(What you are asked to do)
Start at the top of the records below and copy them exactly to the end.

[App and web page records]
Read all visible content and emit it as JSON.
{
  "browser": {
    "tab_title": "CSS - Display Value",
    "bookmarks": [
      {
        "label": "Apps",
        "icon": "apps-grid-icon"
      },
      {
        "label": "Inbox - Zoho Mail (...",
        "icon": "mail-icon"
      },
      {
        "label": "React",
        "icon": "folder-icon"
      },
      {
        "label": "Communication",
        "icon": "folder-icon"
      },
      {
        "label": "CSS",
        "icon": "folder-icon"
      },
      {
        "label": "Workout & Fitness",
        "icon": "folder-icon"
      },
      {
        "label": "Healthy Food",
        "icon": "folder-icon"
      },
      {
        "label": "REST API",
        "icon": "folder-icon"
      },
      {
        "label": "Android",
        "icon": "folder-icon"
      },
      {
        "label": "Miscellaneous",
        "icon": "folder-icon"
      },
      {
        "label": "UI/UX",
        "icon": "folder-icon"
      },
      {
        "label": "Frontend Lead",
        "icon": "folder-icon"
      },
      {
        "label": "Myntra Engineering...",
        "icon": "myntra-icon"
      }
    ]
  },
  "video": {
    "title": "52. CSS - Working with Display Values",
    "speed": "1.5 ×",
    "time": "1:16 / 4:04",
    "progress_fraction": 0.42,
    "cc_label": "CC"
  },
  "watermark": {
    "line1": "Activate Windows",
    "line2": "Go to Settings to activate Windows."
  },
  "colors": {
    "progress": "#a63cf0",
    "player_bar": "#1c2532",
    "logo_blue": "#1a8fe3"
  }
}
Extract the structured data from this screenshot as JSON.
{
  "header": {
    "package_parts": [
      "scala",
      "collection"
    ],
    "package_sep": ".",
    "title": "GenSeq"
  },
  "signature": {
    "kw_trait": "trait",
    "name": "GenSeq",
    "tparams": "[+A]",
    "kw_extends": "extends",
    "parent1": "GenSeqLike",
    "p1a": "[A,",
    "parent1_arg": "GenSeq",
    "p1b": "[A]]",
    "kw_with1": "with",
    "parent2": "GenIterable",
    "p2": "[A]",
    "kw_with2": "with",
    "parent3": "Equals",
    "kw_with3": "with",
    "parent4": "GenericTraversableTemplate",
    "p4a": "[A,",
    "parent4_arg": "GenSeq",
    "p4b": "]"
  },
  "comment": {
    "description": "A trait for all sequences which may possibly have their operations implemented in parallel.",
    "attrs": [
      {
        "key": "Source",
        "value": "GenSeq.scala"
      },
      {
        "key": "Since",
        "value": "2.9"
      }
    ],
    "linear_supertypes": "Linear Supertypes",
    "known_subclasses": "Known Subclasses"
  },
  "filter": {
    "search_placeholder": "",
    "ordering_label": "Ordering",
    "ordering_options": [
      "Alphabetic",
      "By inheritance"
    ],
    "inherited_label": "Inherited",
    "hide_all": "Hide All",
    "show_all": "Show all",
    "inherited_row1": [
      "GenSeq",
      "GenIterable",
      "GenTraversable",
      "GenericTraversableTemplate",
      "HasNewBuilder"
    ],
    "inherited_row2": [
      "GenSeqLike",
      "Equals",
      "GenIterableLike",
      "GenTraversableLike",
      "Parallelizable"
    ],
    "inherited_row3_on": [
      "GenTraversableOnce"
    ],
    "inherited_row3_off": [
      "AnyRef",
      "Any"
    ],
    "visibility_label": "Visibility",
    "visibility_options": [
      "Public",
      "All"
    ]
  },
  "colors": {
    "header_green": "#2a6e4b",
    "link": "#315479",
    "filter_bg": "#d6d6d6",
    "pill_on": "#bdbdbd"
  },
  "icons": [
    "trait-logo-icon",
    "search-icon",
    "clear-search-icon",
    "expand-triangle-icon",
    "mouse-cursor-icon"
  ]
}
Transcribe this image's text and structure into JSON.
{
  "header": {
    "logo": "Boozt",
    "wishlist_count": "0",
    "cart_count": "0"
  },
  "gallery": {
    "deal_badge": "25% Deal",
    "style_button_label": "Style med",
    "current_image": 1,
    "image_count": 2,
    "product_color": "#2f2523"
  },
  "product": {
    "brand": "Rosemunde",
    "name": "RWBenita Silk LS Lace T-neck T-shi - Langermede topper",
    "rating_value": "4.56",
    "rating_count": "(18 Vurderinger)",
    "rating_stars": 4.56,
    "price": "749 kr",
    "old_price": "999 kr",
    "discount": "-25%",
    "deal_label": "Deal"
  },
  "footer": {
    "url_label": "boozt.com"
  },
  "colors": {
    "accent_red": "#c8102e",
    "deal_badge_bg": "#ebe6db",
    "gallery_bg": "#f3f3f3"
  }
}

(Response box)
Read all visible content and emit it as JSON.
{
  "browser": {
    "tab_title": "CSS - Display Value",
    "bookmarks": [
      {
        "label": "Apps",
        "icon": "apps-grid-icon"
      },
      {
        "label": "Inbox - Zoho Mail (...",
        "icon": "mail-icon"
      },
      {
        "label": "React",
        "icon": "folder-icon"
      },
      {
        "label": "Communication",
        "icon": "folder-icon"
      },
      {
        "label": "CSS",
        "icon": "folder-icon"
      },
      {
        "label": "Workout & Fitness",
        "icon": "folder-icon"
      },
      {
        "label": "Healthy Food",
        "icon": "folder-icon"
      },
      {
        "label": "REST API",
        "icon": "folder-icon"
      },
      {
        "label": "Android",
        "icon": "folder-icon"
      },
      {
        "label": "Miscellaneous",
        "icon": "folder-icon"
      },
      {
        "label": "UI/UX",
        "icon": "folder-icon"
      },
      {
        "label": "Frontend Lead",
        "icon": "folder-icon"
      },
      {
        "label": "Myntra Engineering...",
        "icon": "myntra-icon"
      }
    ]
  },
  "video": {
    "title": "52. CSS - Working with Display Values",
    "speed": "1.5 ×",
    "time": "1:16 / 4:04",
    "progress_fraction": 0.42,
    "cc_label": "CC"
  },
  "watermark": {
    "line1": "Activate Windows",
    "line2": "Go to Settings to activate Windows."
  },
  "colors": {
    "progress": "#a63cf0",
    "player_bar": "#1c2532",
    "logo_blue": "#1a8fe3"
  }
}
Extract the structured data from this screenshot as JSON.
{
  "header": {
    "package_parts": [
      "scala",
      "collection"
    ],
    "package_sep": ".",
    "title": "GenSeq"
  },
  "signature": {
    "kw_trait": "trait",
    "name": "GenSeq",
    "tparams": "[+A]",
    "kw_extends": "extends",
    "parent1": "GenSeqLike",
    "p1a": "[A,",
    "parent1_arg": "GenSeq",
    "p1b": "[A]]",
    "kw_with1": "with",
    "parent2": "GenIterable",
    "p2": "[A]",
    "kw_with2": "with",
    "parent3": "Equals",
    "kw_with3": "with",
    "parent4": "GenericTraversableTemplate",
    "p4a": "[A,",
    "parent4_arg": "GenSeq",
    "p4b": "]"
  },
  "comment": {
    "description": "A trait for all sequences which may possibly have their operations implemented in parallel.",
    "attrs": [
      {
        "key": "Source",
        "value": "GenSeq.scala"
      },
      {
        "key": "Since",
        "value": "2.9"
      }
    ],
    "linear_supertypes": "Linear Supertypes",
    "known_subclasses": "Known Subclasses"
  },
  "filter": {
    "search_placeholder": "",
    "ordering_label": "Ordering",
    "ordering_options": [
      "Alphabetic",
      "By inheritance"
    ],
    "inherited_label": "Inherited",
    "hide_all": "Hide All",
    "show_all": "Show all",
    "inherited_row1": [
      "GenSeq",
      "GenIterable",
      "GenTraversable",
      "GenericTraversableTemplate",
      "HasNewBuilder"
    ],
    "inherited_row2": [
      "GenSeqLike",
      "Equals",
      "GenIterableLike",
      "GenTraversableLike",
      "Parallelizable"
    ],
    "inherited_row3_on": [
      "GenTraversableOnce"
    ],
    "inherited_row3_off": [
      "AnyRef",
      "Any"
    ],
    "visibility_label": "Visibility",
    "visibility_options": [
      "Public",
      "All"
    ]
  },
  "colors": {
    "header_green": "#2a6e4b",
    "link": "#315479",
    "filter_bg": "#d6d6d6",
    "pill_on": "#bdbdbd"
  },
  "icons": [
    "trait-logo-icon",
    "search-icon",
    "clear-search-icon",
    "expand-triangle-icon",
    "mouse-cursor-icon"
  ]
}
Transcribe this image's text and structure into JSON.
{
  "header": {
    "logo": "Boozt",
    "wishlist_count": "0",
    "cart_count": "0"
  },
  "gallery": {
    "deal_badge": "25% Deal",
    "style_button_label": "Style med",
    "current_image": 1,
    "image_count": 2,
    "product_color": "#2f2523"
  },
  "product": {
    "brand": "Rosemunde",
    "name": "RWBenita Silk LS Lace T-neck T-shi - Langermede topper",
    "rating_value": "4.56",
    "rating_count": "(18 Vurderinger)",
    "rating_stars": 4.56,
    "price": "749 kr",
    "old_price": "999 kr",
    "discount": "-25%",
    "deal_label": "Deal"
  },
  "footer": {
    "url_label": "boozt.com"
  },
  "colors": {
    "accent_red": "#c8102e",
    "deal_badge_bg": "#ebe6db",
    "gallery_bg": "#f3f3f3"
  }
}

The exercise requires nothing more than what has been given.